Yes, science is crucial in coal mine debate

The science seems to be lining up against the proposal however

In John Harding’s recent editorial (The News, Sept. 18) Mr. Harding in referencing the proposed Raven Coal Mine issue states “let’s hope the science rules the day.”

Many of us who have grave concerns about the massive coal mine proposal also would like to see science play a major part in the decision making on this project as well, but unfortunately this won’t be the case.

Numerous professional and technical experts have repeatedly called for a more rigorous environmental assessment review for the proposed Raven Coal  Mine Project, but sadly, most of the comments and critiques expressed during the public consultation process have not been taken into account, and the terms of reference proposed for the environmental assessment have not been adjusted to address multiple and clearly expressed concerns and recommendations.

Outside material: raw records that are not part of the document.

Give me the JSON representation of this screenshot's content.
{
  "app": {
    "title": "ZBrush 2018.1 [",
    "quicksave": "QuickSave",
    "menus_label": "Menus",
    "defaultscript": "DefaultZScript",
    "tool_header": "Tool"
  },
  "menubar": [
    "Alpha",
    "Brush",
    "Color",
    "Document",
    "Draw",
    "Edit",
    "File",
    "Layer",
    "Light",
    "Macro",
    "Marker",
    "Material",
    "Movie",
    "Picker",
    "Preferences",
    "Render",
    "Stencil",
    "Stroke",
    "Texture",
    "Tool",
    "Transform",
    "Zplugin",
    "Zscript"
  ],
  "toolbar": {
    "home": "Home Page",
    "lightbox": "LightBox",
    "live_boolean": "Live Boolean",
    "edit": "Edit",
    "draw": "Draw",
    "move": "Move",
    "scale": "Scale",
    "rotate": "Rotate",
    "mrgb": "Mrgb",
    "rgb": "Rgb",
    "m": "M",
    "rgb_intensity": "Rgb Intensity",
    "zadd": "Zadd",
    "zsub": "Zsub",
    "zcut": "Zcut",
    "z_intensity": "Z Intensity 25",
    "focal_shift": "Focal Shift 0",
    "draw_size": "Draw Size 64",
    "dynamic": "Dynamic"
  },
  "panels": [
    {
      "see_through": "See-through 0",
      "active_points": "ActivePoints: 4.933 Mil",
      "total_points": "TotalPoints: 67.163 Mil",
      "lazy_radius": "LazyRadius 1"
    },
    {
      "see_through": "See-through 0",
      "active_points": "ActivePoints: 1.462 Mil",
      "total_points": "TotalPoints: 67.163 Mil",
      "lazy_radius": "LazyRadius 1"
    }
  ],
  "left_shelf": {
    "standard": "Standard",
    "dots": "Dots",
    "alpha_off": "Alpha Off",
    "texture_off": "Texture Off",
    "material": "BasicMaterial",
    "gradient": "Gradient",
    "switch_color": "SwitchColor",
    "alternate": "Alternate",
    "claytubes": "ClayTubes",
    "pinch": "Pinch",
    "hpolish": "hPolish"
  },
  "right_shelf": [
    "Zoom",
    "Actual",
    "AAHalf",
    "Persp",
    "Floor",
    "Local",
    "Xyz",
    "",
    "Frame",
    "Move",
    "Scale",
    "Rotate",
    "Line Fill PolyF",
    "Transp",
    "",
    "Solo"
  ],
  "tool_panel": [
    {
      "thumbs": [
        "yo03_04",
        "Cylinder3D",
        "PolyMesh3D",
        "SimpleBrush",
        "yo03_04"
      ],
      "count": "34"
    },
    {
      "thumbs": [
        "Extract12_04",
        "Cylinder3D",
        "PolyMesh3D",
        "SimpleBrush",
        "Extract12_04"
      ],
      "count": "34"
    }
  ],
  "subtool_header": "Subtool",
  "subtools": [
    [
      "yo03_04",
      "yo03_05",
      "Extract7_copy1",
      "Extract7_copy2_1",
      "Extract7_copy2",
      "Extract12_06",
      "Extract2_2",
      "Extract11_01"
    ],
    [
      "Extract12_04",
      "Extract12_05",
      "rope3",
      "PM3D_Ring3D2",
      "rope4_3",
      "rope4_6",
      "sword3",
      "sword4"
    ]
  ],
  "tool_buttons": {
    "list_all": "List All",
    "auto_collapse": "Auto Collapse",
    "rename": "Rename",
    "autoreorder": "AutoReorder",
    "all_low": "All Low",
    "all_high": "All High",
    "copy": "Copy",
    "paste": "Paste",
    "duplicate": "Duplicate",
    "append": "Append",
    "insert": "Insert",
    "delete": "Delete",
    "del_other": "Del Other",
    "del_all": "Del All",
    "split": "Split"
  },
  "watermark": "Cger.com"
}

If Mr. Harding were to examine the numerous written comments submitted as part of the environmental assessment of the Raven project, he would realize that many of the  concerns from those who are opposed to the massive coal mine proposal are “science based” and not “inflammatory comments of dismiss-it-out-of hand detractors,” as he portrayed.

Finally, while coal mine proponent Dan Berkshire was quoted as saying “we have deep pockets and we’re not going away,” I would like to emphatically state that those who are concerned and opposed to the proposed Raven Coal Mine Project are united more than ever. While we may not have deep pockets, our solidarity and commitment to defeat this ill-conceived coal mine proposal will prevail.

John Snyder

president, CoalWatch Comox Valley Society

 

Fanny Bay